Component data from apps and pages
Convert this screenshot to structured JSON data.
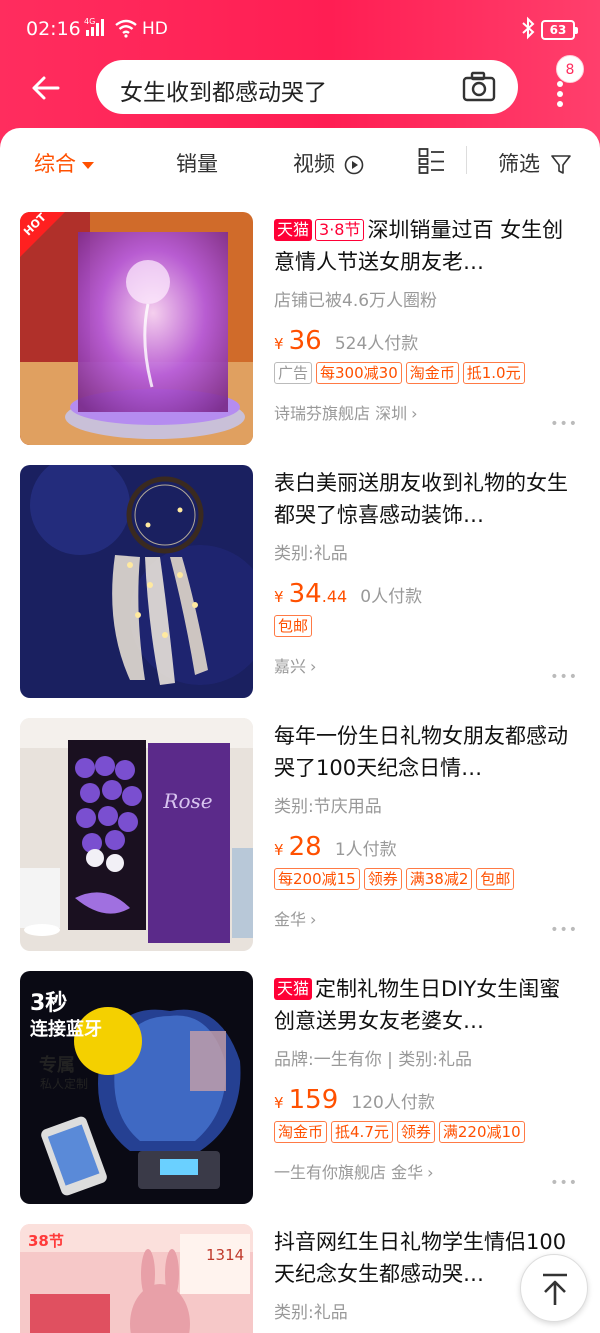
{
  "status_bar": {
    "time": "02:16",
    "network": "4G",
    "hd": "HD",
    "battery": "63"
  },
  "header": {
    "search_query": "女生收到都感动哭了",
    "message_badge": "8"
  },
  "sort_bar": {
    "items": [
      {
        "label": "综合",
        "active": true
      },
      {
        "label": "销量",
        "active": false
      },
      {
        "label": "视频",
        "active": false
      },
      {
        "label": "筛选",
        "active": false
      }
    ]
  },
  "products": [
    {
      "tags": [
        "天猫",
        "3·8节"
      ],
      "title": "深圳销量过百 女生创意情人节送女朋友老…",
      "subtitle": "店铺已被4.6万人圈粉",
      "price_int": "36",
      "price_dec": "",
      "paid": "524人付款",
      "chips": [
        {
          "text": "广告",
          "grey": true
        },
        {
          "text": "每300减30",
          "grey": false
        },
        {
          "text": "淘金币",
          "grey": false
        },
        {
          "text": "抵1.0元",
          "grey": false
        }
      ],
      "shop": "诗瑞芬旗舰店 深圳",
      "thumb_badge": "HOT"
    },
    {
      "tags": [],
      "title": "表白美丽送朋友收到礼物的女生都哭了惊喜感动装饰…",
      "subtitle": "类别:礼品",
      "price_int": "34",
      "price_dec": ".44",
      "paid": "0人付款",
      "chips": [
        {
          "text": "包邮",
          "grey": false
        }
      ],
      "shop": "嘉兴"
    },
    {
      "tags": [],
      "title": "每年一份生日礼物女朋友都感动哭了100天纪念日情…",
      "subtitle": "类别:节庆用品",
      "price_int": "28",
      "price_dec": "",
      "paid": "1人付款",
      "chips": [
        {
          "text": "每200减15",
          "grey": false
        },
        {
          "text": "领券",
          "grey": false
        },
        {
          "text": "满38减2",
          "grey": false
        },
        {
          "text": "包邮",
          "grey": false
        }
      ],
      "shop": "金华"
    },
    {
      "tags": [
        "天猫"
      ],
      "title": "定制礼物生日DIY女生闺蜜创意送男女友老婆女…",
      "subtitle": "品牌:一生有你 | 类别:礼品",
      "price_int": "159",
      "price_dec": "",
      "paid": "120人付款",
      "chips": [
        {
          "text": "淘金币",
          "grey": false
        },
        {
          "text": "抵4.7元",
          "grey": false
        },
        {
          "text": "领券",
          "grey": false
        },
        {
          "text": "满220减10",
          "grey": false
        }
      ],
      "shop": "一生有你旗舰店 金华",
      "thumb_texts": {
        "line1": "3秒",
        "line2": "连接蓝牙",
        "exclusive": "专属",
        "custom": "私人定制"
      }
    },
    {
      "tags": [],
      "title": "抖音网红生日礼物学生情侣100天纪念女生都感动哭…",
      "subtitle": "类别:礼品",
      "thumb_badge": "38节",
      "thumb_number": "1314"
    }
  ],
  "colors": {
    "header": "#ff2d5e",
    "price": "#ff5000",
    "tmall": "#ff0036"
  }
}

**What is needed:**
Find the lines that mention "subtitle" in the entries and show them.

**Finished task:**
      "subtitle": "店铺已被4.6万人圈粉",
      "subtitle": "类别:礼品",
      "subtitle": "类别:节庆用品",
      "subtitle": "品牌:一生有你 | 类别:礼品",
      "subtitle": "类别:礼品",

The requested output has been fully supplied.